---------- Extracted data
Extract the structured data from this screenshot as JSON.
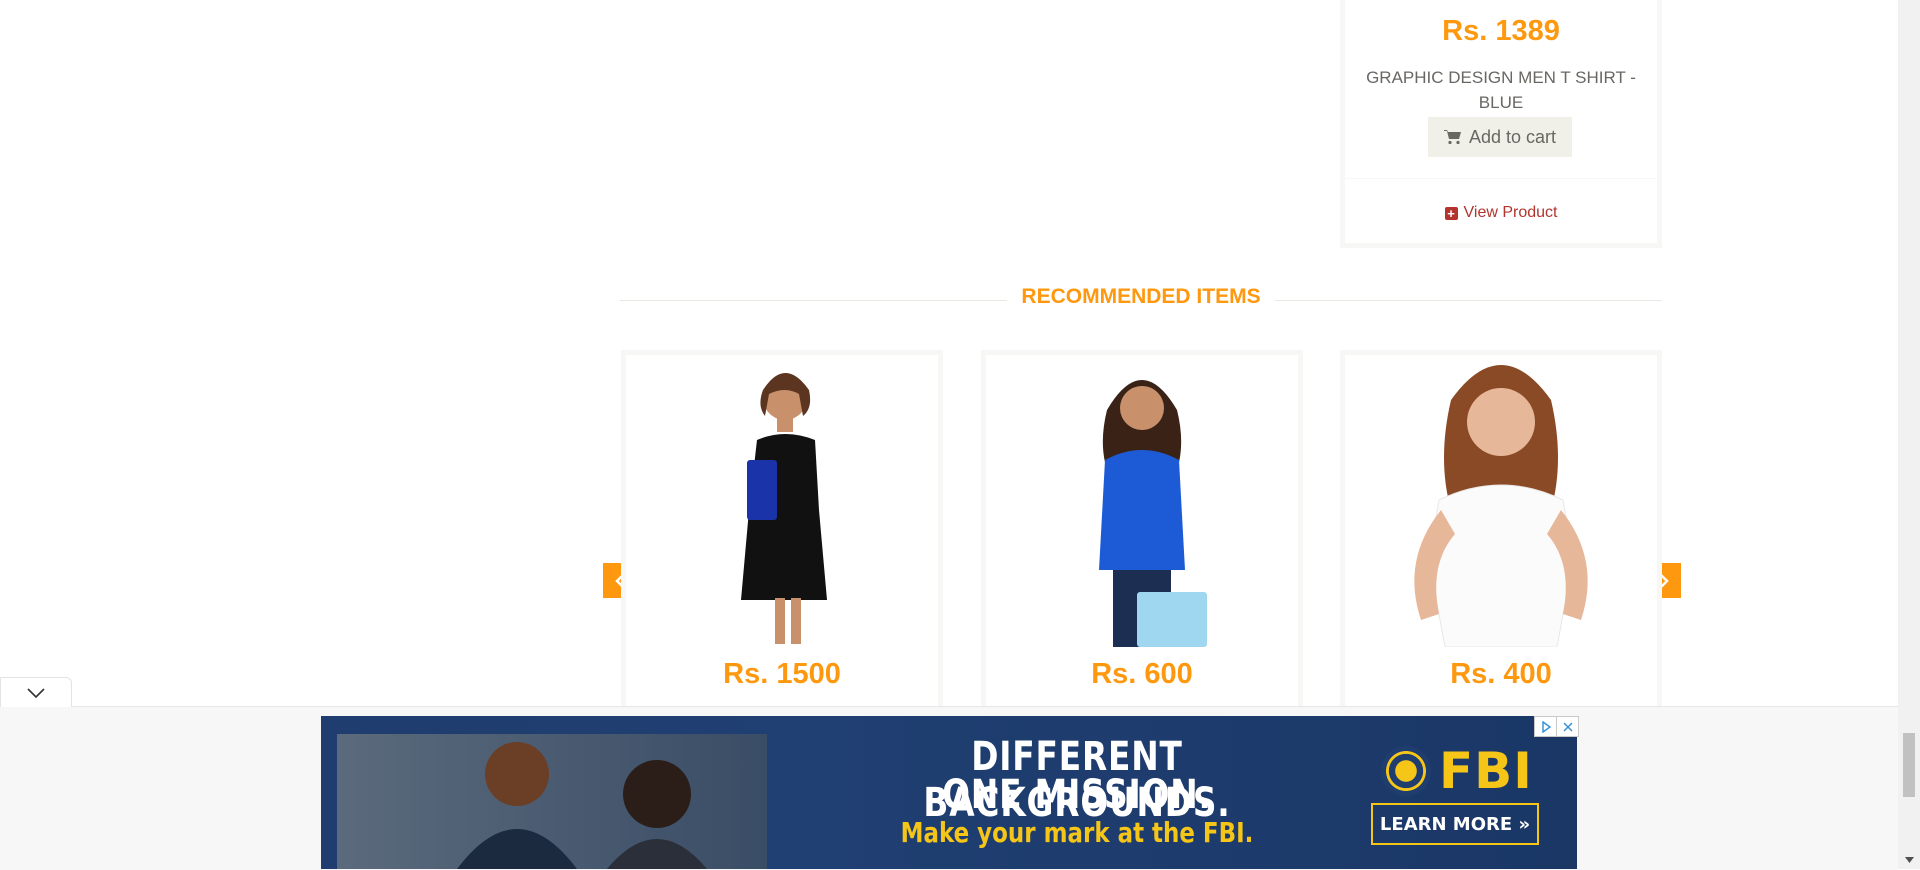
{
  "top_product": {
    "price": "Rs. 1389",
    "name": "GRAPHIC DESIGN MEN T SHIRT - BLUE",
    "add_to_cart": "Add to cart",
    "view_product": "View Product"
  },
  "recommended": {
    "title": "RECOMMENDED ITEMS",
    "items": [
      {
        "price": "Rs. 1500",
        "image": "woman-black-dress"
      },
      {
        "price": "Rs. 600",
        "image": "woman-blue-top"
      },
      {
        "price": "Rs. 400",
        "image": "woman-white-tshirt"
      }
    ]
  },
  "ad": {
    "headline_1": "DIFFERENT BACKGROUNDS.",
    "headline_2": "ONE MISSION.",
    "subline": "Make your mark at the FBI.",
    "brand": "FBI",
    "cta": "LEARN MORE »"
  },
  "colors": {
    "accent": "#fe980f",
    "link": "#b3342e",
    "ad_navy": "#1f3d6e",
    "ad_gold": "#f5c518"
  }
}
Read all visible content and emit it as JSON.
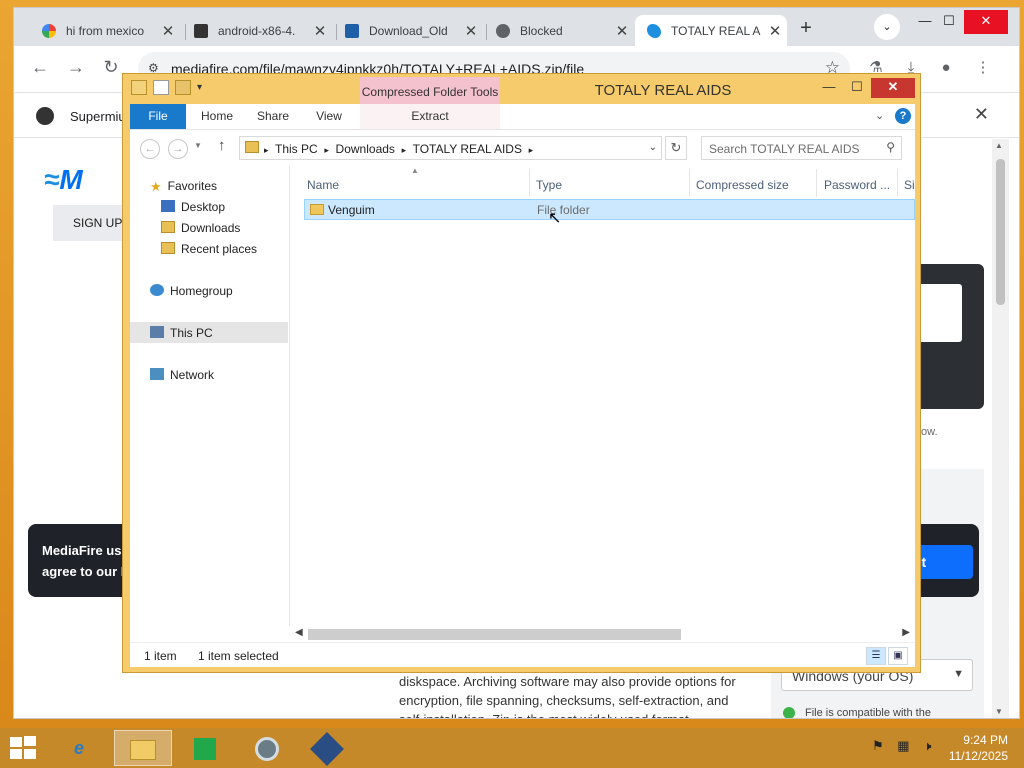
{
  "browser": {
    "tabs": [
      {
        "title": "hi from mexico",
        "favicon": "google-g-icon"
      },
      {
        "title": "android-x86-4.",
        "favicon": "archive-icon"
      },
      {
        "title": "Download_Old",
        "favicon": "vertex-icon"
      },
      {
        "title": "Blocked",
        "favicon": "blocked-icon"
      },
      {
        "title": "TOTALY REAL A",
        "favicon": "mediafire-icon"
      }
    ],
    "active_tab_index": 4,
    "url": "mediafire.com/file/mawnzy4jpnkkz0h/TOTALY+REAL+AIDS.zip/file",
    "infobar_text": "Supermiu"
  },
  "page": {
    "logo_text": "M",
    "signup_label": "SIGN UP",
    "how_text": "ow.",
    "cookie_line1": "MediaFire use",
    "cookie_line2": "agree to our F",
    "accept_label": "pt",
    "article_text": "diskspace. Archiving software may also provide options for encryption, file spanning, checksums, self-extraction, and self-installation. Zip is the most widely used format",
    "os_select": "Windows (your OS)",
    "compat_text": "File is compatible with the"
  },
  "explorer": {
    "context_tab": "Compressed Folder Tools",
    "title": "TOTALY REAL AIDS",
    "ribbon_tabs": [
      "File",
      "Home",
      "Share",
      "View",
      "Extract"
    ],
    "breadcrumbs": [
      "This PC",
      "Downloads",
      "TOTALY REAL AIDS"
    ],
    "search_placeholder": "Search TOTALY REAL AIDS",
    "nav": {
      "favorites": "Favorites",
      "desktop": "Desktop",
      "downloads": "Downloads",
      "recent": "Recent places",
      "homegroup": "Homegroup",
      "thispc": "This PC",
      "network": "Network"
    },
    "columns": [
      "Name",
      "Type",
      "Compressed size",
      "Password ...",
      "Si"
    ],
    "rows": [
      {
        "name": "Venguim",
        "type": "File folder"
      }
    ],
    "status_count": "1 item",
    "status_selected": "1 item selected"
  },
  "taskbar": {
    "time": "9:24 PM",
    "date": "11/12/2025"
  },
  "colors": {
    "desktop": "#e69a1e",
    "explorer_frame": "#f5cb6c",
    "file_tab": "#1979ca",
    "selection": "#cce8ff",
    "close_red": "#c7372f"
  }
}
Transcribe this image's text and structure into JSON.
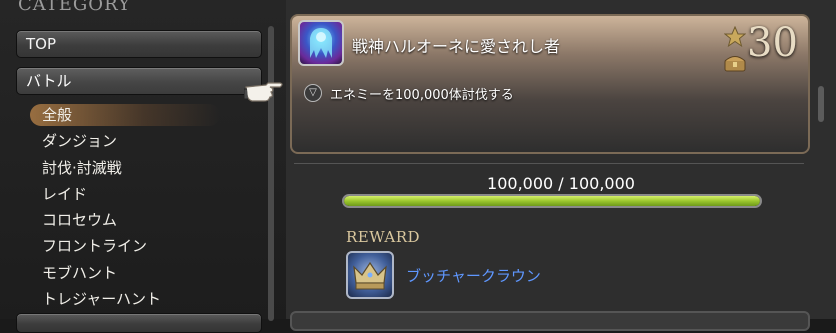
{
  "sidebar": {
    "header": "CATEGORY",
    "top_button": "TOP",
    "battle_button": "バトル",
    "items": [
      {
        "label": "全般"
      },
      {
        "label": "ダンジョン"
      },
      {
        "label": "討伐·討滅戦"
      },
      {
        "label": "レイド"
      },
      {
        "label": "コロセウム"
      },
      {
        "label": "フロントライン"
      },
      {
        "label": "モブハント"
      },
      {
        "label": "トレジャーハント"
      }
    ],
    "selected_index": 0
  },
  "achievement": {
    "name": "戦神ハルオーネに愛されし者",
    "points": "30",
    "description": "エネミーを100,000体討伐する",
    "progress_text": "100,000 / 100,000",
    "progress_fraction": 1.0,
    "reward_label": "REWARD",
    "reward_name": "ブッチャークラウン"
  },
  "colors": {
    "progress_fill": "#9cc72e",
    "reward_link": "#5f97ff",
    "selected_highlight": "#d69650"
  },
  "icons": {
    "pointer": "pointing-hand-icon",
    "achievement": "achievement-icon",
    "points_star": "star-icon",
    "points_chest": "treasure-chest-icon",
    "description": "chevron-down-icon",
    "reward": "crown-icon"
  }
}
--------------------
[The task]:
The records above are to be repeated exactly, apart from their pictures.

[Written reply]:
Extract the structured data from this screenshot as JSON.
{
  "top_product": {
    "price": "Rs. 1389",
    "name": "GRAPHIC DESIGN MEN T SHIRT - BLUE",
    "add_to_cart": "Add to cart",
    "view_product": "View Product"
  },
  "recommended": {
    "title": "RECOMMENDED ITEMS",
    "items": [
      {
        "price": "Rs. 1500",
        "image": "woman-black-dress"
      },
      {
        "price": "Rs. 600",
        "image": "woman-blue-top"
      },
      {
        "price": "Rs. 400",
        "image": "woman-white-tshirt"
      }
    ]
  },
  "ad": {
    "headline_1": "DIFFERENT BACKGROUNDS.",
    "headline_2": "ONE MISSION.",
    "subline": "Make your mark at the FBI.",
    "brand": "FBI",
    "cta": "LEARN MORE »"
  },
  "colors": {
    "accent": "#fe980f",
    "link": "#b3342e",
    "ad_navy": "#1f3d6e",
    "ad_gold": "#f5c518"
  }
}
Read all visible content and emit it as JSON.
{
  "browser": {
    "tabs": [
      {
        "title": "hi from mexico",
        "favicon": "google-g-icon"
      },
      {
        "title": "android-x86-4.",
        "favicon": "archive-icon"
      },
      {
        "title": "Download_Old",
        "favicon": "vertex-icon"
      },
      {
        "title": "Blocked",
        "favicon": "blocked-icon"
      },
      {
        "title": "TOTALY REAL A",
        "favicon": "mediafire-icon"
      }
    ],
    "active_tab_index": 4,
    "url": "mediafire.com/file/mawnzy4jpnkkz0h/TOTALY+REAL+AIDS.zip/file",
    "infobar_text": "Supermiu"
  },
  "page": {
    "logo_text": "M",
    "signup_label": "SIGN UP",
    "how_text": "ow.",
    "cookie_line1": "MediaFire use",
    "cookie_line2": "agree to our F",
    "accept_label": "pt",
    "article_text": "diskspace. Archiving software may also provide options for encryption, file spanning, checksums, self-extraction, and self-installation. Zip is the most widely used format",
    "os_select": "Windows (your OS)",
    "compat_text": "File is compatible with the"
  },
  "explorer": {
    "context_tab": "Compressed Folder Tools",
    "title": "TOTALY REAL AIDS",
    "ribbon_tabs": [
      "File",
      "Home",
      "Share",
      "View",
      "Extract"
    ],
    "breadcrumbs": [
      "This PC",
      "Downloads",
      "TOTALY REAL AIDS"
    ],
    "search_placeholder": "Search TOTALY REAL AIDS",
    "nav": {
      "favorites": "Favorites",
      "desktop": "Desktop",
      "downloads": "Downloads",
      "recent": "Recent places",
      "homegroup": "Homegroup",
      "thispc": "This PC",
      "network": "Network"
    },
    "columns": [
      "Name",
      "Type",
      "Compressed size",
      "Password ...",
      "Si"
    ],
    "rows": [
      {
        "name": "Venguim",
        "type": "File folder"
      }
    ],
    "status_count": "1 item",
    "status_selected": "1 item selected"
  },
  "taskbar": {
    "time": "9:24 PM",
    "date": "11/12/2025"
  },
  "colors": {
    "desktop": "#e69a1e",
    "explorer_frame": "#f5cb6c",
    "file_tab": "#1979ca",
    "selection": "#cce8ff",
    "close_red": "#c7372f"
  }
}
Transcribe this image's text and structure into JSON.
{
  "sidebar": {
    "header": "CATEGORY",
    "top_button": "TOP",
    "battle_button": "バトル",
    "items": [
      {
        "label": "全般"
      },
      {
        "label": "ダンジョン"
      },
      {
        "label": "討伐·討滅戦"
      },
      {
        "label": "レイド"
      },
      {
        "label": "コロセウム"
      },
      {
        "label": "フロントライン"
      },
      {
        "label": "モブハント"
      },
      {
        "label": "トレジャーハント"
      }
    ],
    "selected_index": 0
  },
  "achievement": {
    "name": "戦神ハルオーネに愛されし者",
    "points": "30",
    "description": "エネミーを100,000体討伐する",
    "progress_text": "100,000 / 100,000",
    "progress_fraction": 1.0,
    "reward_label": "REWARD",
    "reward_name": "ブッチャークラウン"
  },
  "colors": {
    "progress_fill": "#9cc72e",
    "reward_link": "#5f97ff",
    "selected_highlight": "#d69650"
  },
  "icons": {
    "pointer": "pointing-hand-icon",
    "achievement": "achievement-icon",
    "points_star": "star-icon",
    "points_chest": "treasure-chest-icon",
    "description": "chevron-down-icon",
    "reward": "crown-icon"
  }
}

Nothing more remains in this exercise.